*** Data shown

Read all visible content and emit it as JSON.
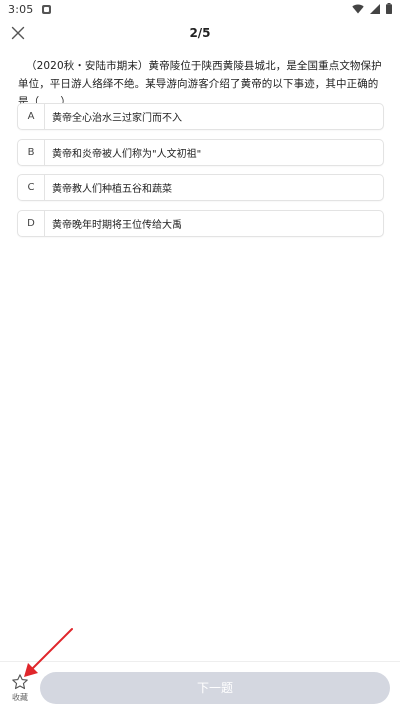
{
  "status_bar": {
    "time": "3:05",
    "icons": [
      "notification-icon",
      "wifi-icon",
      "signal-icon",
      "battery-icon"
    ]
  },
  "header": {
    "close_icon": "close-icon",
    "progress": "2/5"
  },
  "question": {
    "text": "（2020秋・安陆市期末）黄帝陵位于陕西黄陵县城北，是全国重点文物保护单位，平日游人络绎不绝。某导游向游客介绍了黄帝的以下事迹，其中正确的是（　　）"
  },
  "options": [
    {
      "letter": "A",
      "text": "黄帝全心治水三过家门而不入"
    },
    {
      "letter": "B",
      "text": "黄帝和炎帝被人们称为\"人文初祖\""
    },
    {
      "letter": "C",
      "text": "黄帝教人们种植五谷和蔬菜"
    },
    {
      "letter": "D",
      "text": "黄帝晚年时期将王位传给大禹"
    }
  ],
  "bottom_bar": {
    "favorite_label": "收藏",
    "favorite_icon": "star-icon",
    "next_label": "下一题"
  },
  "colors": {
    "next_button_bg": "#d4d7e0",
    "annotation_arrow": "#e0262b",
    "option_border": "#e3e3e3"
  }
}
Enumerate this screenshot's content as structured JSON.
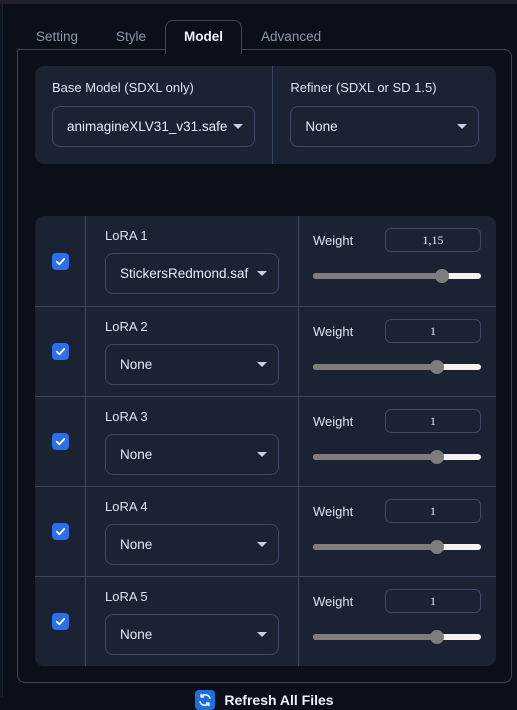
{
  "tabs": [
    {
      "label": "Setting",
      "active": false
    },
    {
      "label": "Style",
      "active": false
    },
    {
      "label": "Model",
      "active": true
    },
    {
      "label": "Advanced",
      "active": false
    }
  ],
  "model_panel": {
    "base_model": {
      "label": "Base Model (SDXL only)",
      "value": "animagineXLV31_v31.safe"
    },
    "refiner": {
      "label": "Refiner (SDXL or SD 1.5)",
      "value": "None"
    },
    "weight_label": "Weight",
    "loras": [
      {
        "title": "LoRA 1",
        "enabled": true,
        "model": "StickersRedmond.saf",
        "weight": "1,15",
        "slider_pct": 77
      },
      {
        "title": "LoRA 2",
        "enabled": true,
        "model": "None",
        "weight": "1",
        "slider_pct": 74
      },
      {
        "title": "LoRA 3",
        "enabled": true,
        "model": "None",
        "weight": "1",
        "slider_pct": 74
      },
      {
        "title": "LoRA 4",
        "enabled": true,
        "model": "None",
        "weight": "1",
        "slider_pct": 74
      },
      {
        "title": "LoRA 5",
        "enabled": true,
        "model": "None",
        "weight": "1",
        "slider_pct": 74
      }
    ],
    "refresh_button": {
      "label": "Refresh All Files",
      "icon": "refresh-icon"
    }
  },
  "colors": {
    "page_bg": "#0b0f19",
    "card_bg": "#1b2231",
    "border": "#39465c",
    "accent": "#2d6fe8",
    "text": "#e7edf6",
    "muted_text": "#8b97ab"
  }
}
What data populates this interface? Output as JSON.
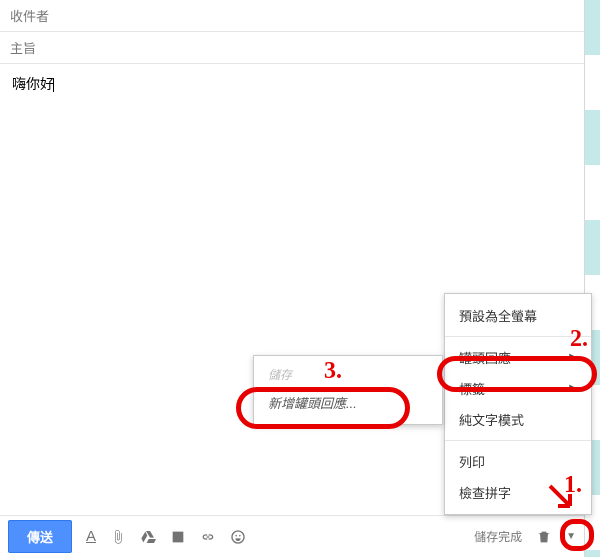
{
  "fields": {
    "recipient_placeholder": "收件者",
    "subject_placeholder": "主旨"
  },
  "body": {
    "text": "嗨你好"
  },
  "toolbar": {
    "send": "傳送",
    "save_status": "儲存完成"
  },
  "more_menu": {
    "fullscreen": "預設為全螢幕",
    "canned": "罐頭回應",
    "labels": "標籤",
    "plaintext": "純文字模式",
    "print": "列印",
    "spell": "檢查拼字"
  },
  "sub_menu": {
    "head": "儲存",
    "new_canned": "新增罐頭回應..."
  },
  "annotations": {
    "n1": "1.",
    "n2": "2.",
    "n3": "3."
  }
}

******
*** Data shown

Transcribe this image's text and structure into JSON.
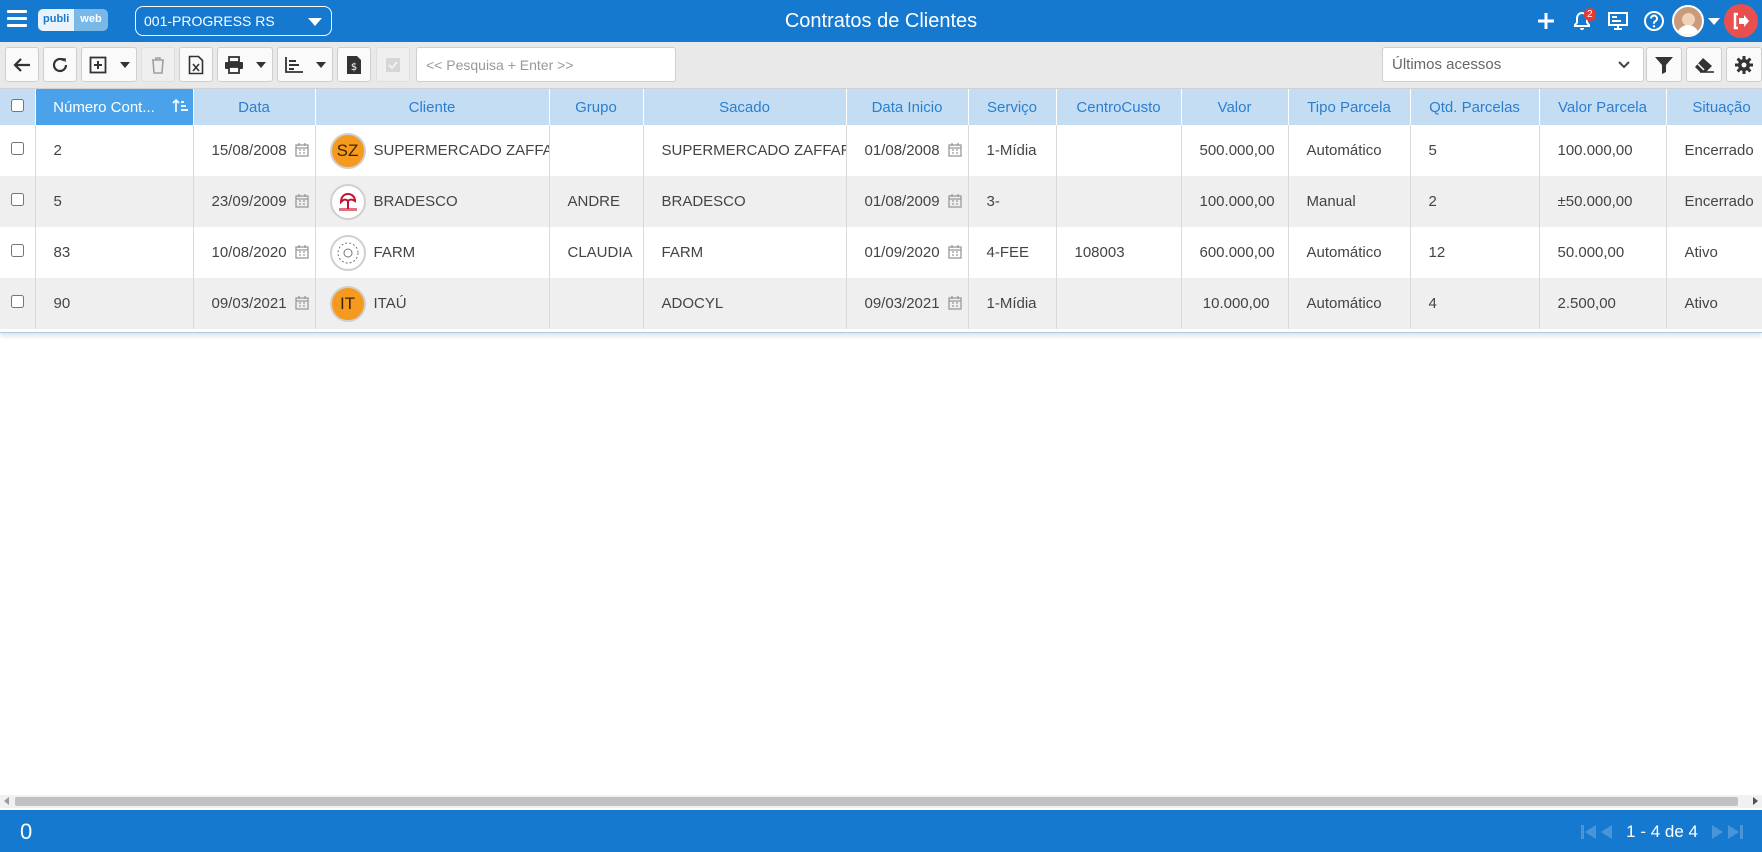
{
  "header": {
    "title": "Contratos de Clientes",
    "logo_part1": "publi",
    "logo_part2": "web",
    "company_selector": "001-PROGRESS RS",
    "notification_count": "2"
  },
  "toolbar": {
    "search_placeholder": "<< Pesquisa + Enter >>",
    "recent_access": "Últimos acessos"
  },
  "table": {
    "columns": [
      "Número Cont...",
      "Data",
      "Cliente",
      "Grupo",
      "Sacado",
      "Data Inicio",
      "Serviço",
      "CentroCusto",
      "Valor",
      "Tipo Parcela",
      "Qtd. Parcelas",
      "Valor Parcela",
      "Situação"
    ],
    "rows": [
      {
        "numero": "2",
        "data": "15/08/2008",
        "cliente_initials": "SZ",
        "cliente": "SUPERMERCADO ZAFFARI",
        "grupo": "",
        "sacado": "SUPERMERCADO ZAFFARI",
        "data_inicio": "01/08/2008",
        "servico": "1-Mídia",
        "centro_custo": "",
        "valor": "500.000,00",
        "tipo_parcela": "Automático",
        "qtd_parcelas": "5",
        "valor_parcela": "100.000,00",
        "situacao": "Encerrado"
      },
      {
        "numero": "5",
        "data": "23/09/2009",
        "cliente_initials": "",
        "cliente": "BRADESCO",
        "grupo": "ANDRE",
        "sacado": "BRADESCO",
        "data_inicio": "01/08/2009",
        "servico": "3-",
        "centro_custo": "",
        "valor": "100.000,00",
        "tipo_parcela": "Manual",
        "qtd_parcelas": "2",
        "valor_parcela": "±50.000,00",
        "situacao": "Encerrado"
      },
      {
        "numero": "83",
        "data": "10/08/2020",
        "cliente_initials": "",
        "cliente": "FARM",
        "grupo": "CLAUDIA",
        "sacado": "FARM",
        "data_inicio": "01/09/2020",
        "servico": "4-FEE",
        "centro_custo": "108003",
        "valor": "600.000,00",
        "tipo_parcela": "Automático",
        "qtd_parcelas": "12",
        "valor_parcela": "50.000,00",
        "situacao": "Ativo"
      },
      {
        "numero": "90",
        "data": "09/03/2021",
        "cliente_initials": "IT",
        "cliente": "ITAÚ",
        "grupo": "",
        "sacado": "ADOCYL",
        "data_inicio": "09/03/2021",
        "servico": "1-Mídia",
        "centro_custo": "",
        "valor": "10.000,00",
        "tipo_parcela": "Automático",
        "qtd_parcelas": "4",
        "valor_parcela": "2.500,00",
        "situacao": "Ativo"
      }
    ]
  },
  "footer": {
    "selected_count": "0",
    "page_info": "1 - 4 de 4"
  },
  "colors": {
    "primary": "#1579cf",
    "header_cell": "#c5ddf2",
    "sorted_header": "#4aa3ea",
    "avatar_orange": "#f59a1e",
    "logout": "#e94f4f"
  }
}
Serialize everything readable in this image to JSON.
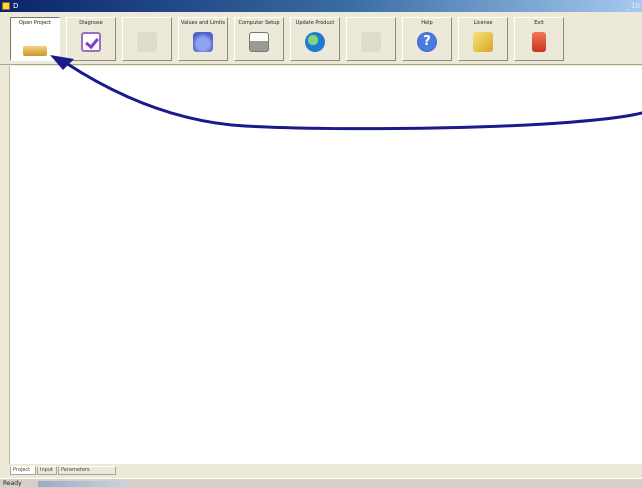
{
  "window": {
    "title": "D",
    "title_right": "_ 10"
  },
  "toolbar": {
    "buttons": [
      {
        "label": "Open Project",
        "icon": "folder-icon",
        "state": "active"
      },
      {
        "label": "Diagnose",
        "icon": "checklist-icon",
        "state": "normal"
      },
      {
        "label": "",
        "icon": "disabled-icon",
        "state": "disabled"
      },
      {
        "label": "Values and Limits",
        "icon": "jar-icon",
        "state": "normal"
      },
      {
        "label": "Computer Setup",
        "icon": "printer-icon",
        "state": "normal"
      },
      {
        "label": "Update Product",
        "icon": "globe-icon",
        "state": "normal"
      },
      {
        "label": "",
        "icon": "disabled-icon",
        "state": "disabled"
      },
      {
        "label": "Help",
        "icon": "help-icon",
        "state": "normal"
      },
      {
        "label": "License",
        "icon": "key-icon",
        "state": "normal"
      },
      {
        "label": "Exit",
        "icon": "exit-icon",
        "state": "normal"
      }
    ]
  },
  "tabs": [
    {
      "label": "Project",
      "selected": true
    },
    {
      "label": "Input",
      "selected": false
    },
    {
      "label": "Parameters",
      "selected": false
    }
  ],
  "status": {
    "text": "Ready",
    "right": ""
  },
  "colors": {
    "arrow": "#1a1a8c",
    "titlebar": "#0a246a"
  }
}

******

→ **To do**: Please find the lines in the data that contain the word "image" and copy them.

→ **Solution to this exercise**:
Transcribe this image's text and structure into JSON.
Serialize everything readable in this image to JSON.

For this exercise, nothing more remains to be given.